This is where you get loan approval. This doesn’t necessarily cost you a lot of money since it’s an application fee. But if you’re buying a commercial building, it will cost you more. Depending on the bank, they may do environmental impact studies (such as a Phase 1 Analysis). They may also send out an inspector to do a thorough inspection. (FYI, this will cost you.)

Usually, this process takes about 30 days. What some investors do in this stage (if they want to close the deal fast) is underwrite the deal before they’re pre-approved by the bank.

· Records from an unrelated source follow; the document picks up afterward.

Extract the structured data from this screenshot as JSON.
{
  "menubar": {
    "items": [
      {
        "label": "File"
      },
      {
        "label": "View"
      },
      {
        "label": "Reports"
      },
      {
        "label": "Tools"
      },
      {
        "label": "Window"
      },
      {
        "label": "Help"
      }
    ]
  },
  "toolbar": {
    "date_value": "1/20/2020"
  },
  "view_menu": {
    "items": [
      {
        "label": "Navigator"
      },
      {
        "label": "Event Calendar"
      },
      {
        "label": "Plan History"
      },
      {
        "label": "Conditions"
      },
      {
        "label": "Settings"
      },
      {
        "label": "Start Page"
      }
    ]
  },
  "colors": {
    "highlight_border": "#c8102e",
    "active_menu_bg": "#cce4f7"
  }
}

This can then tighten the timeline.

Note: If you’re buying a small multifamily property, some investors don’t like to do this step (since money is coming out of their pocket) until the due diligence period is over, instead of letting the steps overlap. 

Related: 7 Simple Steps to Get Approved for a Conventional Real Estate Loan

6. Cure Period

This phase has a lot to do with what has taken place in the earlier steps. Maybe the property didn’t appraise for what you thought, the bank found you owe a contractor $10,000 for work done two years ago, or the property isn’t zoned correctly—whatever it may be. This stage uncovers things that need to be cured, hence the name.

This period needs to factor in all the potential issues with the property, the seller, or you. The cure period can affect any of these steps at any time. Depending on the issue, it could increase the timeframe for closing.

In Conclusion…

After all is said and done, the timeline to close on a property amounts to 60-90+ days. I’ve seen a lot less and a lot more. As of this writing, I’m undergoing a deal that has so far taken eight months to close. There were environmental issues and the is bank taking its sweet time.

Though the norm is 60-90+ days, be prepared for it to take longer. Or, I’ve given you ways to condense this timeline if you wish. But now you know the reality of closing a real estate deal.

What are other surprises that can come up during this process, and how do you navigate all of this? 

Share with a comment below!